SOURCE INFORMATION Block Start

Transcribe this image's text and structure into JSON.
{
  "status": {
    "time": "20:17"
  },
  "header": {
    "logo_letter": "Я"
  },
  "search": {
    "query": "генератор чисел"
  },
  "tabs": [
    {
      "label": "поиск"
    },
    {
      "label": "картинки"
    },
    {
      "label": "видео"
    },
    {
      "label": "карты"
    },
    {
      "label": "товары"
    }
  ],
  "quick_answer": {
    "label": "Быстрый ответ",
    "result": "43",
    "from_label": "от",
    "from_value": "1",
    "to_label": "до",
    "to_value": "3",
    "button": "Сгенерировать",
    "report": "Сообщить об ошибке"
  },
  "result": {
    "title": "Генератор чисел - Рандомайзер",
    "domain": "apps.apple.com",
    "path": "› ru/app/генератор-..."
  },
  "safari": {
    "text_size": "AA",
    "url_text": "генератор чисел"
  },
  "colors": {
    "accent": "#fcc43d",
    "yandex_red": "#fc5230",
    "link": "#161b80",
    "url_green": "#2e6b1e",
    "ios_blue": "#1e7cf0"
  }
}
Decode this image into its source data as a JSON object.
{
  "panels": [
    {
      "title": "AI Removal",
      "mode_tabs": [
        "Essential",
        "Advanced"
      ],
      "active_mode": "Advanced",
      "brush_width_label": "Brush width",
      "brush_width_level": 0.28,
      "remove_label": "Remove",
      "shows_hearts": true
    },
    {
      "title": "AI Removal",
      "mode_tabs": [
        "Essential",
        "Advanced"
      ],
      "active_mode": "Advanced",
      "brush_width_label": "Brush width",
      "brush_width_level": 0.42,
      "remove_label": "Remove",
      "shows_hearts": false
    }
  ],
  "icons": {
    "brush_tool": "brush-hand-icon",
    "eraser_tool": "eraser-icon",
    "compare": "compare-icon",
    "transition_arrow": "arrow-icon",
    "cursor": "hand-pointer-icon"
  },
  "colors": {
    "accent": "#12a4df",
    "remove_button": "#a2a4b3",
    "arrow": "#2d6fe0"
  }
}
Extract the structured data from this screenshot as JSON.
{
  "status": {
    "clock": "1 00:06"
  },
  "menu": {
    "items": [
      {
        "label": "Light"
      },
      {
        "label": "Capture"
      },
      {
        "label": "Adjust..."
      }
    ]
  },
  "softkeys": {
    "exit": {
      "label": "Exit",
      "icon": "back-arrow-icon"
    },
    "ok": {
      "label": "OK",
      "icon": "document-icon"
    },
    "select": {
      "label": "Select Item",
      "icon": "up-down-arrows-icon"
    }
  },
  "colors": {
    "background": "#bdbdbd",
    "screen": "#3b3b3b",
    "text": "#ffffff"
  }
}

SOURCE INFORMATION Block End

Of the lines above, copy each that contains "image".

Transcribe this image's text and structure into JSON.
Decode this image into its source data as a JSON object.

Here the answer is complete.